◆ **WHAT IS REQUIRED**
Lines that include the string "Disease" are the ones to copy from the entries below.

EXERCISE INPUTS below:

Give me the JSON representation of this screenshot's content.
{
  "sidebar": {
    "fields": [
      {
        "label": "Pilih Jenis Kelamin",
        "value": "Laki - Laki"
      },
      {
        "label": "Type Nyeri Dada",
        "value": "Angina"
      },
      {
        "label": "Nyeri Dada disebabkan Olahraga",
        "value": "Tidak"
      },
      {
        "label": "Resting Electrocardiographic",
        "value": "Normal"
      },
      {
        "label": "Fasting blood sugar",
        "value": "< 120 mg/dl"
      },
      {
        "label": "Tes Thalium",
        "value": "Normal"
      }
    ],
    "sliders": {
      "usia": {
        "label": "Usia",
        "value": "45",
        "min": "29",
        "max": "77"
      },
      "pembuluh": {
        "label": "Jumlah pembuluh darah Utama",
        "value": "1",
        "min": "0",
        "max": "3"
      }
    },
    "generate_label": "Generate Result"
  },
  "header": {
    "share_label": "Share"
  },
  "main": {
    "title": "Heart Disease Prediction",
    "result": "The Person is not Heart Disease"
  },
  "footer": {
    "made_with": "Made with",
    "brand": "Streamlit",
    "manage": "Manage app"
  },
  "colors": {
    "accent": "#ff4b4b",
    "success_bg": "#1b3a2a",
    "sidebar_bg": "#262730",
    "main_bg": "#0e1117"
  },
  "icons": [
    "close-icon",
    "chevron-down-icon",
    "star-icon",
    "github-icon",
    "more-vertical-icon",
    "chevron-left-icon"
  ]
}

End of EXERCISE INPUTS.
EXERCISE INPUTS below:

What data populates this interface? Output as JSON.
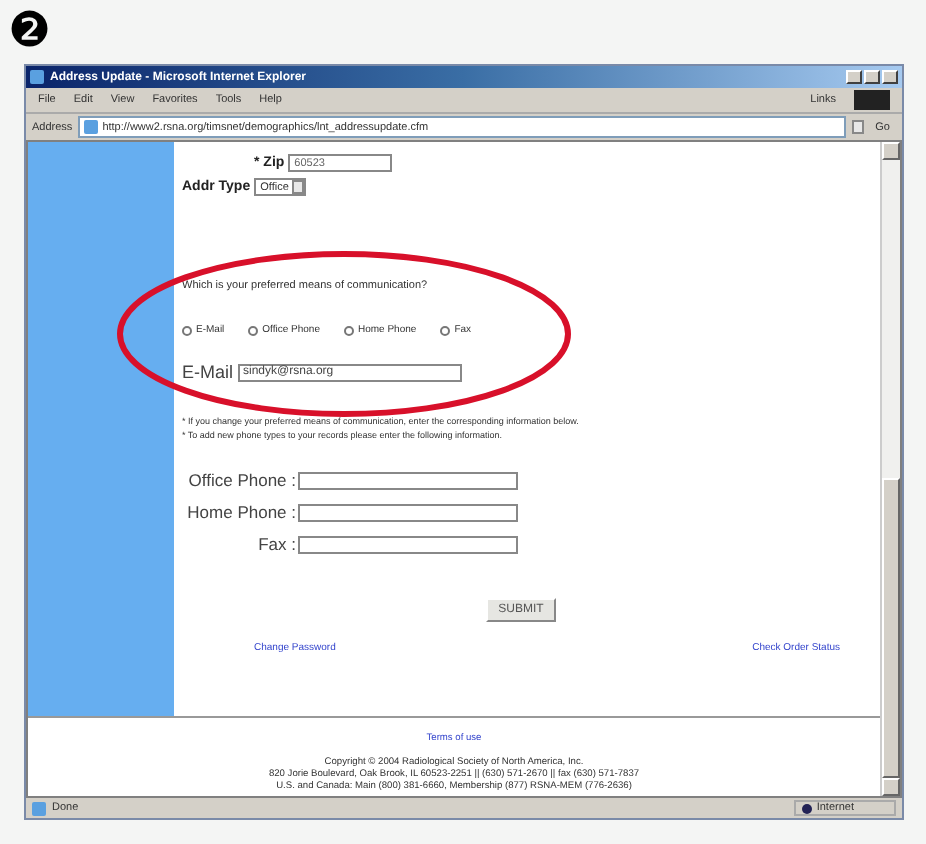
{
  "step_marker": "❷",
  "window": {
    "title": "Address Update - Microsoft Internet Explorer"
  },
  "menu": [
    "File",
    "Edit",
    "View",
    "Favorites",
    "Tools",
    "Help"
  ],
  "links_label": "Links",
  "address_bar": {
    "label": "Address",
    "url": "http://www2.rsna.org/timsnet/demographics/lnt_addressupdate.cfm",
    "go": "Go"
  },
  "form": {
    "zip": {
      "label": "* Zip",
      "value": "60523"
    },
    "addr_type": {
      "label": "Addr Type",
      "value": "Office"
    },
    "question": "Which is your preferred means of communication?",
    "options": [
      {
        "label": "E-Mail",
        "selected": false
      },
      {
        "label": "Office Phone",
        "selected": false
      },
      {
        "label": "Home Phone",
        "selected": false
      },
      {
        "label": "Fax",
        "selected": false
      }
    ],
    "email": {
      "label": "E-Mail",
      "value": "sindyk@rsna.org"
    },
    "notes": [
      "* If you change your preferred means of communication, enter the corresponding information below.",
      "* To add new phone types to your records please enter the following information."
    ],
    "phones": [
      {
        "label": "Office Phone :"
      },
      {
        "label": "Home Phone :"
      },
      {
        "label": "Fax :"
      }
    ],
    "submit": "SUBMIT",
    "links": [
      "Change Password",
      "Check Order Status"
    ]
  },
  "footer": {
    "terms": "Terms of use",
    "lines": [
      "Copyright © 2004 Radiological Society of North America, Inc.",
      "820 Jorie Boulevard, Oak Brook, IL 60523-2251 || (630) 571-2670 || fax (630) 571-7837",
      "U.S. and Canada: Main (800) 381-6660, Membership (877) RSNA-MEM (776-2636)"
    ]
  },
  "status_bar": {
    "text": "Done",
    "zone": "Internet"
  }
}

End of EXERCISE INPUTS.
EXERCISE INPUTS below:

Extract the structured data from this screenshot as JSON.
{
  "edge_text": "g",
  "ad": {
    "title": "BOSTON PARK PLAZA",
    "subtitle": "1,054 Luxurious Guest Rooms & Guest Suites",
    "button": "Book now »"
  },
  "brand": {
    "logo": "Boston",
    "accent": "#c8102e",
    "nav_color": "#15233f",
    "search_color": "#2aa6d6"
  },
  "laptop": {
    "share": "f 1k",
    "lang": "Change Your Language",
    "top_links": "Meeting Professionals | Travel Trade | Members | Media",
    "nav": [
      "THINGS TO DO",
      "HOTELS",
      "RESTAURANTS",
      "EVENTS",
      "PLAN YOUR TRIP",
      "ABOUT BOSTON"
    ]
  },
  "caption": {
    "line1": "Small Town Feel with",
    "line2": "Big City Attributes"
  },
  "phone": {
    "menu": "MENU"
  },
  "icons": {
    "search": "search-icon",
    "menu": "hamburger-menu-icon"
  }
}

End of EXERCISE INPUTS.

◆ **TASK RESPONSE**
    "title": "Heart Disease Prediction",
    "result": "The Person is not Heart Disease"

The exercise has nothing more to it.